Actually a fairly realistic portrayal of a stripper, by the way: Single mom, kinda’ disillusioned, in a stable-but-crappy life and doesn’t want to leave, neglected kid/s. Sad.
Young is still lying to the OHS about how Rush saved the ship. Rush is having people actively search the ship, looking for useful areas and stuff.
As my finger hurts, I’ll just sum up by saying “I liked it.” Next episode - two weeks from now - is part one of the obligatory mid-season cliffhanger. Evidently there’s a murder on ship. How much you wanna’ bet it’s Baldo that did it?
[New Stuff Below]
Something that’s beginning to bug me about the Communications Stones: Everyone seems to have family in the DC area. We know they flew Eli out to Colorado to see his mom, but Young’s condo is clearly just a cab ride from the Pentagon, Scott’s girlfriend’s house appears to have been in DC, Telford obviously lives in DC, Chloe’s mom and friends are there. Camille’s parents and lover are evidently there, evidently not far apart. While this makes sense in some cases, it seems increasingly unlikely, and if they *are* flying people around the country, they need to make a better case of showing that to us, just so we know that all 89 people on the Destiny weren’t coincidentally Beltway Babies.
The scene where Young tries to deck Telford, and the stones cut out was really cool.
The hydroponics lab is finally starting to sprout stuff, so they’ll be able to diversify their (Evidently awful) diet of protein bars and what looks like porridge and water fairly soon.
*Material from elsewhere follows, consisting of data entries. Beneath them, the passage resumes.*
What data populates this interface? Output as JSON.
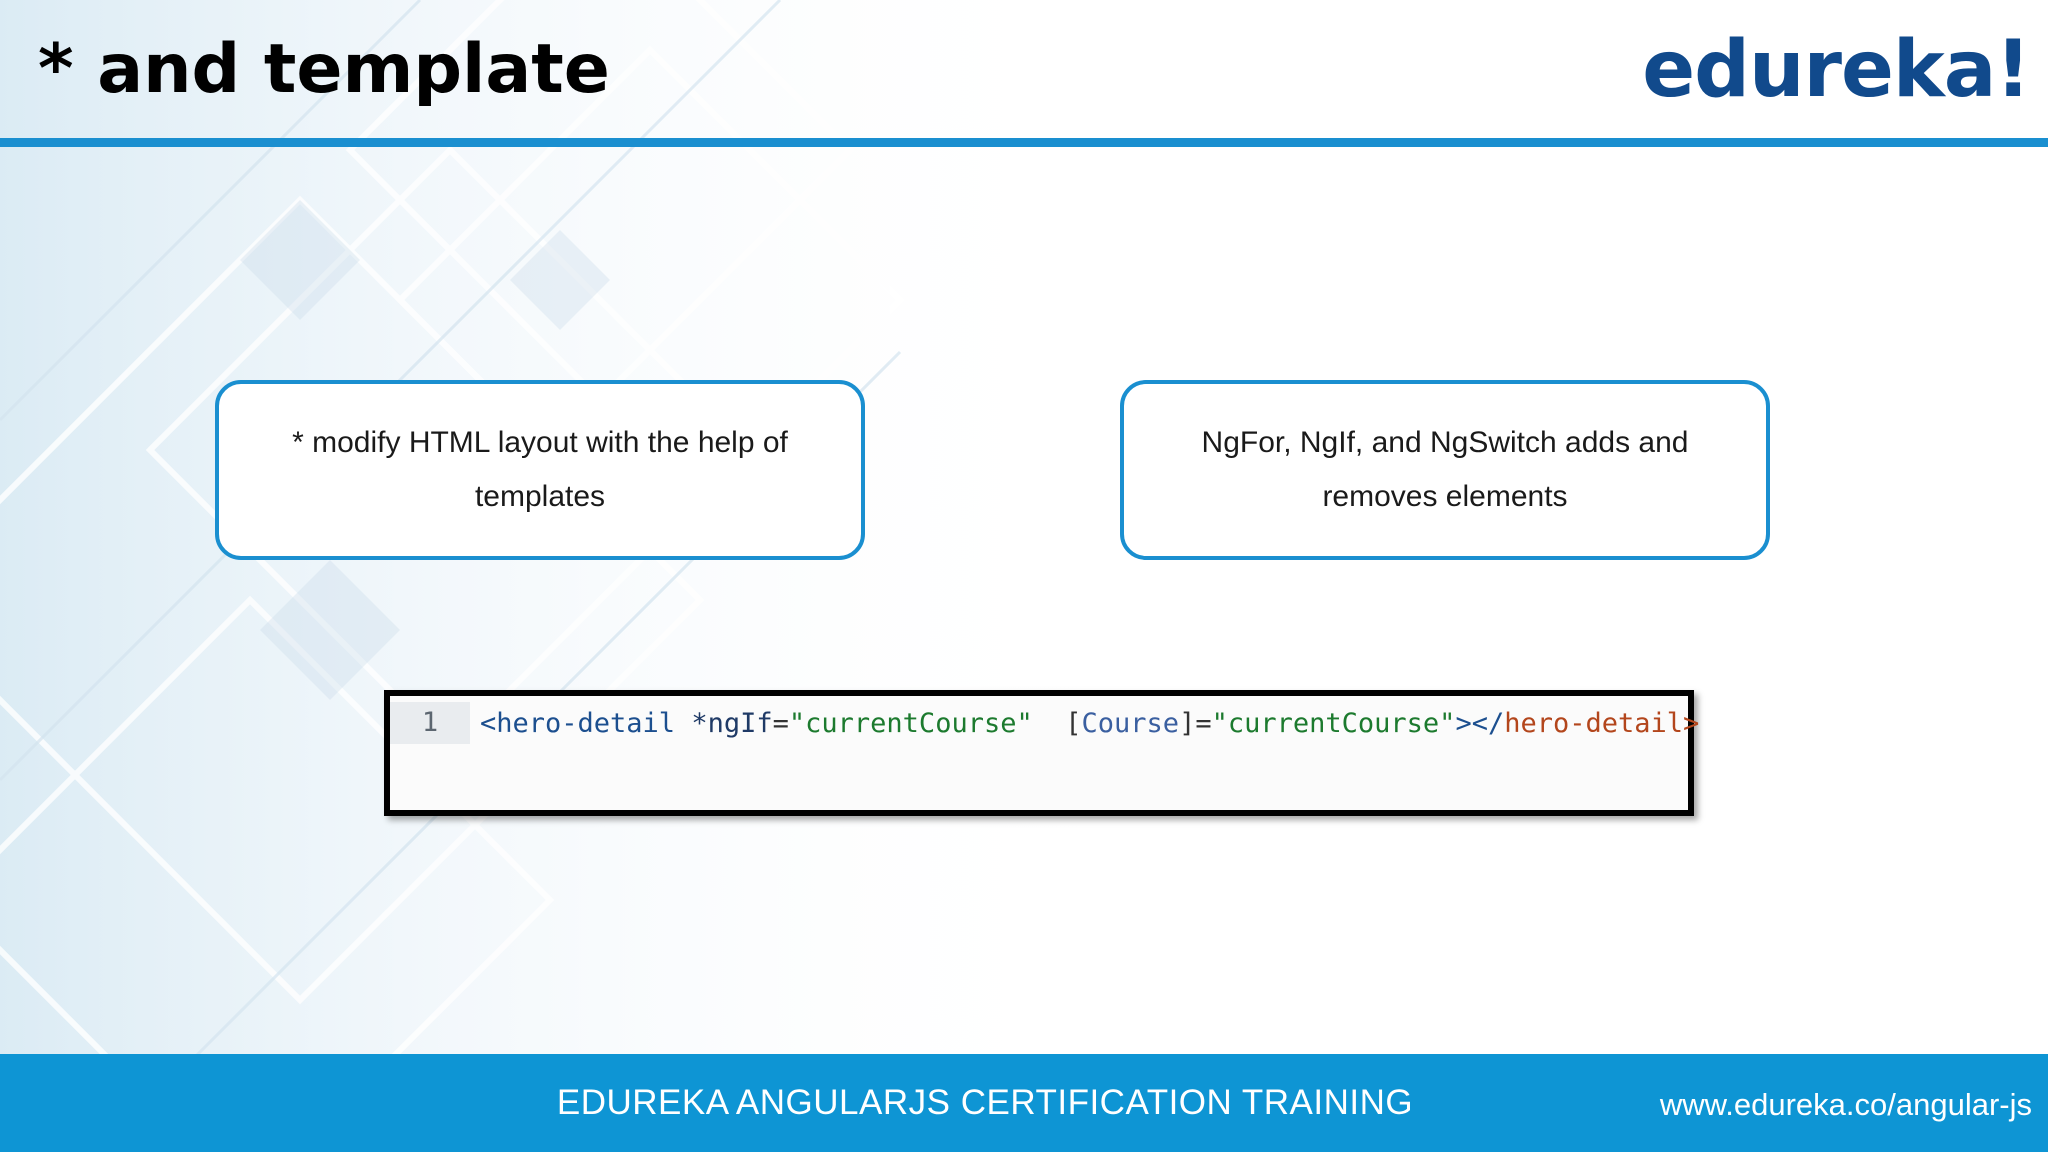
{
  "slide": {
    "title": "* and template",
    "logo_text": "edureka!"
  },
  "boxes": [
    {
      "text": "* modify HTML layout with the help of templates"
    },
    {
      "text": "NgFor, NgIf, and NgSwitch adds and removes elements"
    }
  ],
  "code": {
    "line_number": "1",
    "tokens": {
      "open_tag": "<hero-detail",
      "attr1": " *ngIf",
      "eq1": "=",
      "str1": "\"currentCourse\"",
      "bracket_open": "  [",
      "attr2": "Course",
      "bracket_close": "]",
      "eq2": "=",
      "str2": "\"currentCourse\"",
      "gt": ">",
      "close_open": "</",
      "close_tag": "hero-detail>"
    }
  },
  "footer": {
    "title": "EDUREKA ANGULARJS CERTIFICATION TRAINING",
    "url": "www.edureka.co/angular-js"
  },
  "colors": {
    "accent": "#1a8fd0",
    "footer_bg": "#0e95d4",
    "logo": "#114a8c"
  }
}
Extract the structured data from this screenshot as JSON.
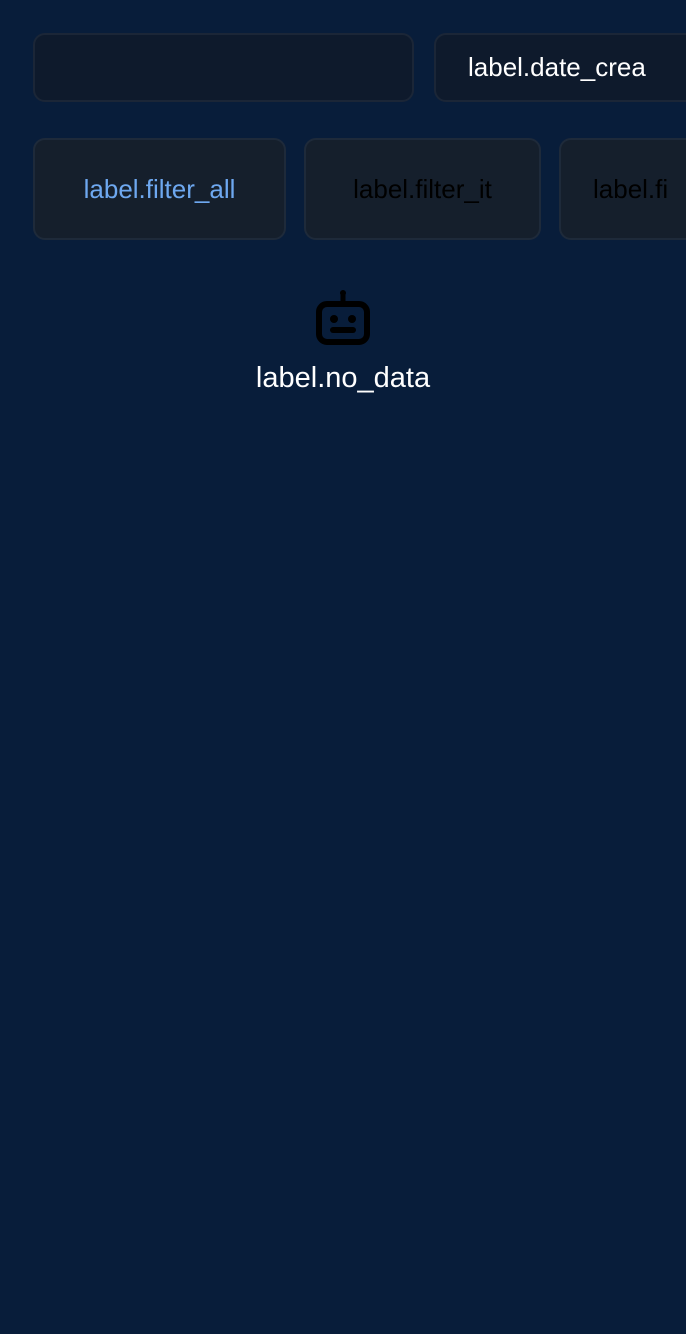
{
  "toolbar": {
    "search_value": "",
    "date_label": "label.date_crea"
  },
  "filters": [
    {
      "label": "label.filter_all",
      "active": true
    },
    {
      "label": "label.filter_it",
      "active": false
    },
    {
      "label": "label.fi",
      "active": false
    }
  ],
  "empty_state": {
    "icon": "robot-icon",
    "text": "label.no_data"
  },
  "colors": {
    "background": "#081d3a",
    "active_filter_text": "#6ea8f0",
    "chip_background": "#151f2c",
    "text": "#ffffff"
  }
}
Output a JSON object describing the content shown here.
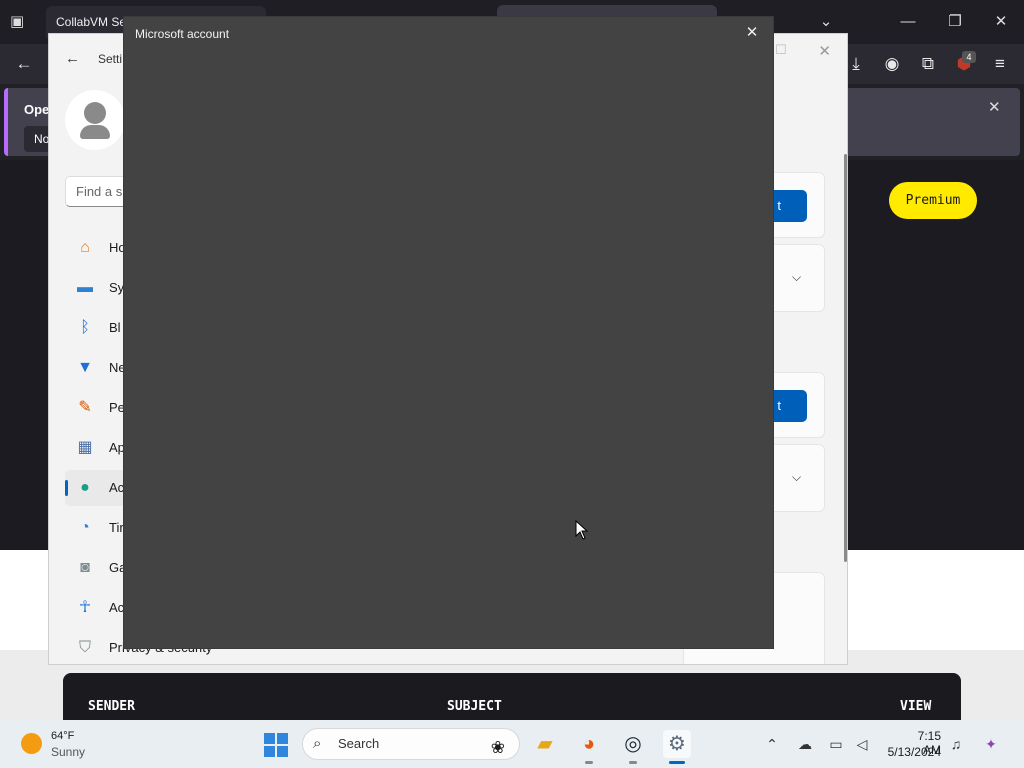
{
  "browser": {
    "tab_title": "CollabVM Se",
    "toolbar_badge": "4",
    "notification": {
      "title": "Oper",
      "button": "No"
    }
  },
  "page": {
    "premium_label": "Premium",
    "table_headers": [
      "SENDER",
      "SUBJECT",
      "VIEW"
    ]
  },
  "settings": {
    "title": "Setti",
    "search_placeholder": "Find a s",
    "nav_items": [
      {
        "label": "Ho",
        "icon": "home-icon"
      },
      {
        "label": "Sy",
        "icon": "system-icon"
      },
      {
        "label": "Bl",
        "icon": "bluetooth-icon"
      },
      {
        "label": "Ne",
        "icon": "wifi-icon"
      },
      {
        "label": "Pe",
        "icon": "brush-icon"
      },
      {
        "label": "Ap",
        "icon": "apps-icon"
      },
      {
        "label": "Ac",
        "icon": "account-icon"
      },
      {
        "label": "Tir",
        "icon": "clock-globe-icon"
      },
      {
        "label": "Ga",
        "icon": "gamepad-icon"
      },
      {
        "label": "Ac",
        "icon": "accessibility-icon"
      },
      {
        "label": "Privacy & security",
        "icon": "shield-icon"
      }
    ],
    "card_button_fragment": "t"
  },
  "dialog": {
    "title": "Microsoft account"
  },
  "taskbar": {
    "weather_temp": "64°F",
    "weather_condition": "Sunny",
    "search_label": "Search",
    "time": "7:15 AM",
    "date": "5/13/2024"
  }
}
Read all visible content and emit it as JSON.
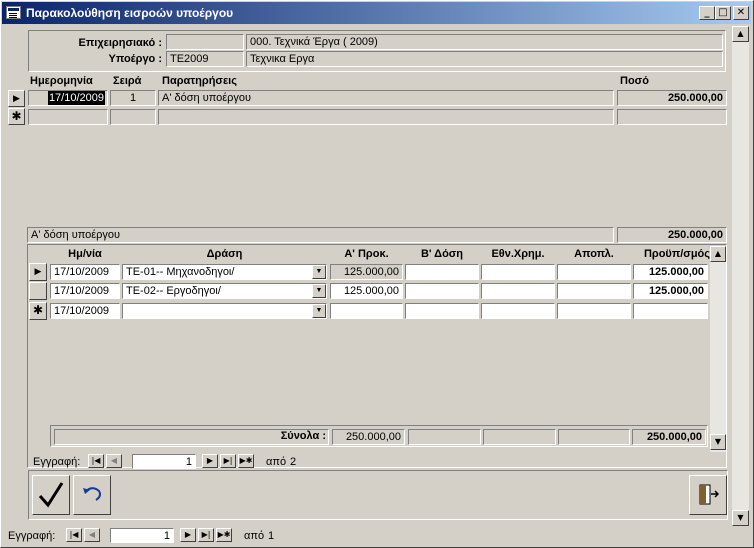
{
  "window": {
    "title": "Παρακολούθηση εισροών υποέργου"
  },
  "header": {
    "company_label": "Επιχειρησιακό :",
    "company_code": "",
    "company_name": "000. Τεχνικά Έργα ( 2009)",
    "subproject_label": "Υποέργο :",
    "subproject_code": "ΤΕ2009",
    "subproject_name": "Τεχνικα Εργα"
  },
  "main_table": {
    "columns": [
      "Ημερομηνία",
      "Σειρά",
      "Παρατηρήσεις",
      "Ποσό"
    ],
    "rows": [
      {
        "date": "17/10/2009",
        "order": "1",
        "notes": "Α' δόση υποέργου",
        "amount": "250.000,00"
      }
    ]
  },
  "summary": {
    "text": "Α' δόση υποέργου",
    "amount": "250.000,00"
  },
  "sub_table": {
    "columns": [
      "Ημ/νία",
      "Δράση",
      "Α' Προκ.",
      "Β' Δόση",
      "Εθν.Χρημ.",
      "Αποπλ.",
      "Προϋπ/σμός"
    ],
    "rows": [
      {
        "date": "17/10/2009",
        "action": "ΤΕ-01-- Μηχανοδηγοι/",
        "a": "125.000,00",
        "budget": "125.000,00"
      },
      {
        "date": "17/10/2009",
        "action": "ΤΕ-02-- Εργοδηγοι/",
        "a": "125.000,00",
        "budget": "125.000,00"
      }
    ],
    "new_row_date": "17/10/2009",
    "totals_label": "Σύνολα :",
    "totals_a": "250.000,00",
    "totals_budget": "250.000,00"
  },
  "sub_nav": {
    "label": "Εγγραφή:",
    "current": "1",
    "of_label": "από",
    "total": "2"
  },
  "main_nav": {
    "label": "Εγγραφή:",
    "current": "1",
    "of_label": "από",
    "total": "1"
  },
  "icons": {
    "save": "checkmark-icon",
    "undo": "undo-icon",
    "exit": "exit-door-icon"
  }
}
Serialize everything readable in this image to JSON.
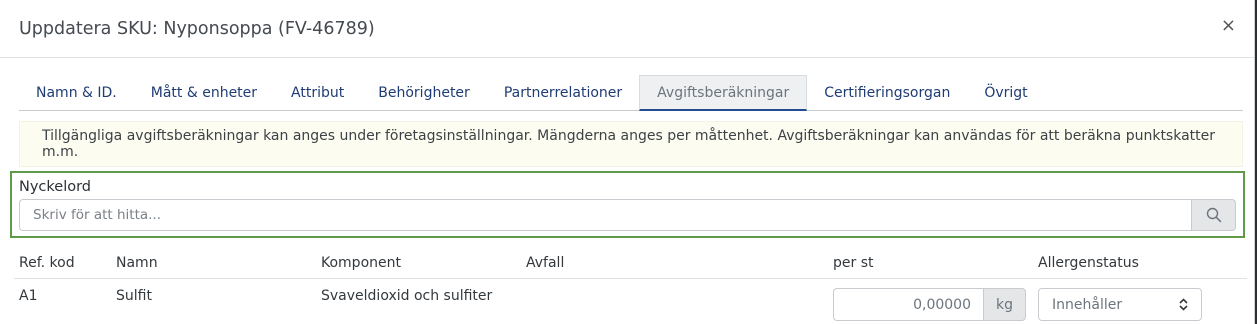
{
  "header": {
    "title": "Uppdatera SKU: Nyponsoppa (FV-46789)",
    "close_glyph": "×"
  },
  "tabs": [
    {
      "label": "Namn & ID.",
      "active": false
    },
    {
      "label": "Mått & enheter",
      "active": false
    },
    {
      "label": "Attribut",
      "active": false
    },
    {
      "label": "Behörigheter",
      "active": false
    },
    {
      "label": "Partnerrelationer",
      "active": false
    },
    {
      "label": "Avgiftsberäkningar",
      "active": true
    },
    {
      "label": "Certifieringsorgan",
      "active": false
    },
    {
      "label": "Övrigt",
      "active": false
    }
  ],
  "info_text": "Tillgängliga avgiftsberäkningar kan anges under företagsinställningar. Mängderna anges per måttenhet. Avgiftsberäkningar kan användas för att beräkna punktskatter m.m.",
  "search": {
    "label": "Nyckelord",
    "placeholder": "Skriv för att hitta...",
    "value": "",
    "icon": "search-icon"
  },
  "table": {
    "headers": [
      "Ref. kod",
      "Namn",
      "Komponent",
      "Avfall",
      "per st",
      "Allergenstatus"
    ],
    "rows": [
      {
        "ref": "A1",
        "name": "Sulfit",
        "component": "Svaveldioxid och sulfiter",
        "waste": "",
        "quantity": "0,00000",
        "unit": "kg",
        "allergen_status": "Innehåller"
      }
    ]
  },
  "colors": {
    "accent": "#234b8f",
    "highlight_border": "#5e9a48",
    "info_bg": "#fcfcf1"
  }
}
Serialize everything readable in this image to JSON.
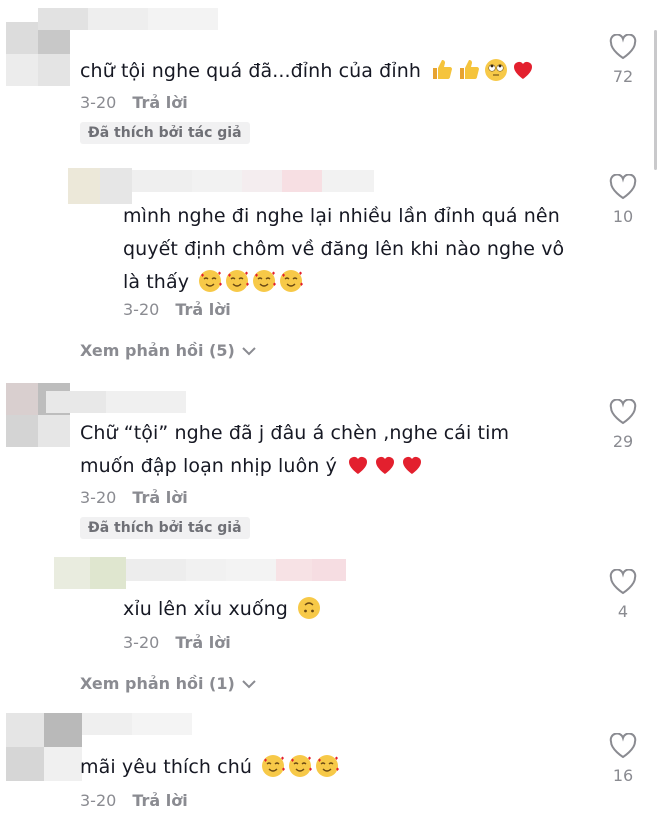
{
  "comments": [
    {
      "text": "chữ tội nghe quá đã...đỉnh của đỉnh",
      "emojis": [
        "thumbs-up",
        "thumbs-up",
        "rolling-eyes",
        "red-heart"
      ],
      "date": "3-20",
      "reply_label": "Trả lời",
      "liked_by_author": "Đã thích bởi tác giả",
      "likes": "72"
    },
    {
      "text": "mình nghe đi nghe lại nhiều lần đỉnh quá nên quyết định chôm về đăng lên khi nào nghe vô là thấy",
      "emojis": [
        "smiling-face-with-hearts",
        "smiling-face-with-hearts",
        "smiling-face-with-hearts",
        "smiling-face-with-hearts"
      ],
      "date": "3-20",
      "reply_label": "Trả lời",
      "likes": "10"
    },
    {
      "view_replies": "Xem phản hồi (5)"
    },
    {
      "text": "Chữ “tội” nghe đã j đâu á chèn ,nghe cái tim muốn đập loạn nhịp luôn ý",
      "emojis": [
        "red-heart",
        "red-heart",
        "red-heart"
      ],
      "date": "3-20",
      "reply_label": "Trả lời",
      "liked_by_author": "Đã thích bởi tác giả",
      "likes": "29"
    },
    {
      "text": "xỉu lên xỉu xuống",
      "emojis": [
        "upside-down-face"
      ],
      "date": "3-20",
      "reply_label": "Trả lời",
      "likes": "4"
    },
    {
      "view_replies": "Xem phản hồi (1)"
    },
    {
      "text": "mãi yêu thích chú",
      "emojis": [
        "smiling-face-with-hearts",
        "smiling-face-with-hearts",
        "smiling-face-with-hearts"
      ],
      "date": "3-20",
      "reply_label": "Trả lời",
      "likes": "16"
    }
  ],
  "colors": {
    "text": "#161823",
    "secondary": "#8a8b91",
    "badge_bg": "#f1f1f2",
    "heart_emoji": "#e3202e"
  }
}
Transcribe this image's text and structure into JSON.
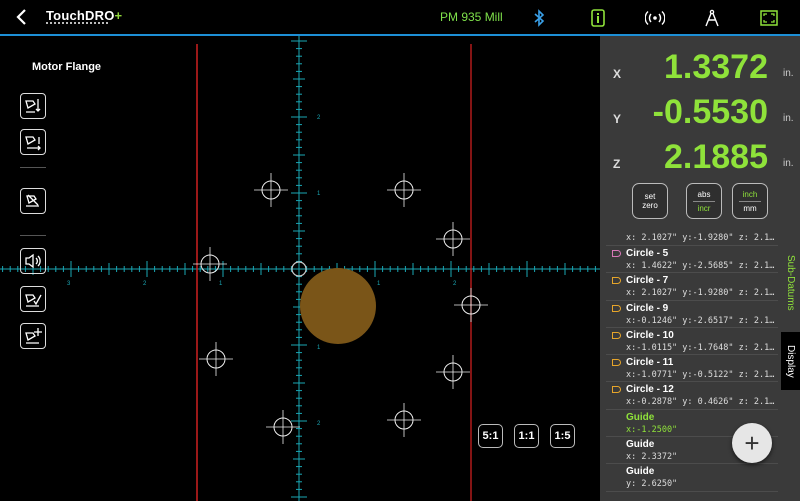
{
  "header": {
    "logo_main": "TouchDRO",
    "logo_plus": "+",
    "machine_name": "PM 935 Mill",
    "icons": [
      "bluetooth-icon",
      "info-icon",
      "signal-icon",
      "compass-icon",
      "fullscreen-icon"
    ]
  },
  "canvas": {
    "title": "Motor Flange",
    "tick_labels": {
      "x_pos": [
        "1",
        "2"
      ],
      "x_neg": [
        "1",
        "2",
        "3"
      ],
      "y_pos": [
        "1",
        "2"
      ],
      "y_neg": [
        "1",
        "2"
      ]
    },
    "zoom_buttons": [
      "5:1",
      "1:1",
      "1:5"
    ]
  },
  "readout": {
    "x_label": "X",
    "x_value": "1.3372",
    "y_label": "Y",
    "y_value": "-0.5530",
    "z_label": "Z",
    "z_value": "2.1885",
    "unit": "in.",
    "set_zero": [
      "set",
      "zero"
    ],
    "abs_incr": [
      "abs",
      "incr"
    ],
    "inch_mm": [
      "inch",
      "mm"
    ],
    "accent": "#8fe23a"
  },
  "list": {
    "partial_coords": "x: 2.1027\" y:-1.9280\" z: 2.1…",
    "items": [
      {
        "name": "Circle - 5",
        "coords": "x: 1.4622\" y:-2.5685\" z: 2.1…",
        "tag": "pink"
      },
      {
        "name": "Circle - 7",
        "coords": "x: 2.1027\" y:-1.9280\" z: 2.1…",
        "tag": "orange"
      },
      {
        "name": "Circle - 9",
        "coords": "x:-0.1246\" y:-2.6517\" z: 2.1…",
        "tag": "orange"
      },
      {
        "name": "Circle - 10",
        "coords": "x:-1.0115\" y:-1.7648\" z: 2.1…",
        "tag": "orange"
      },
      {
        "name": "Circle - 11",
        "coords": "x:-1.0771\" y:-0.5122\" z: 2.1…",
        "tag": "orange"
      },
      {
        "name": "Circle - 12",
        "coords": "x:-0.2878\" y: 0.4626\" z: 2.1…",
        "tag": "orange"
      },
      {
        "name": "Guide",
        "coords": "x:-1.2500\"",
        "tag": "none"
      },
      {
        "name": "Guide",
        "coords": "x: 2.3372\"",
        "tag": "none"
      },
      {
        "name": "Guide",
        "coords": "y: 2.6250\"",
        "tag": "none"
      }
    ]
  },
  "side_tabs": {
    "sub_datums": "Sub-Datums",
    "display": "Display"
  },
  "fab_label": "+"
}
Eli’s social ineptness was put to good use tonight.
It’s been a while, so I think I’ll raise the question again: Why did the Lucien Alliance attack Icarus? What were they hoping to gain? Is it possible that someone on the show put them up to it for some reason? Rush, for instance, to ferment a crisis that’d get him to “his” Destiny? Telford as part of whatever-the-hell scheme he’s up to? What?
So where’d the calisthenics clothes come from? I thought they only made it through the stargate with the clothes on their backs, a few suitcases, and some randomly-selected crates. I mean, Scott still has dust all over his jacket from the Icarus battle for pete’s sake, so where’d they get this stuff from?
Also, since there’s at least three people on the ship having active sexlives, it would seem that they’d be burning through their condom supply at a terrific rate. If they make a point of telling us they barely have any ammunition, then obviously, how many prophylactics and birth control pills could they really have? This, too, could pose problems later on in the show.
It struck me last night while I wasn’t sleeping that the premise of this show is a bit similar to Red Dwarf: Huge ship a million LY from earth running on autopilot (Which may or may not be sentient), with a small, accidental, effectively-untrained crew trying to get home again. Introducing a hardlight hologram of an ancient crewmember actually might not be a bad idea.
Telford is the real antagonist in this show, and it seems we’re all of a mind that he’s going to check out early, or maybe become an open villain later on, kinda’ like Rainbow Sun Franks on SGA did. So let’s speculate as to how they’re going to get rid of him - will he be court-martialed for cowardice, or for repeated insubordination, or for screwing around with another officer’s wife? If not, why? Why is he so important that they’d overlook this crap? And really, when we get right down to it, what the hell is he doing? Initially he seemed like just a jerk, but now he’s seeming like more and more of a *directed* jerk, with a goal. What’s he on about? What’s his’ scheme? What’s he trying to accomplish? Why is he trying to destroy Young?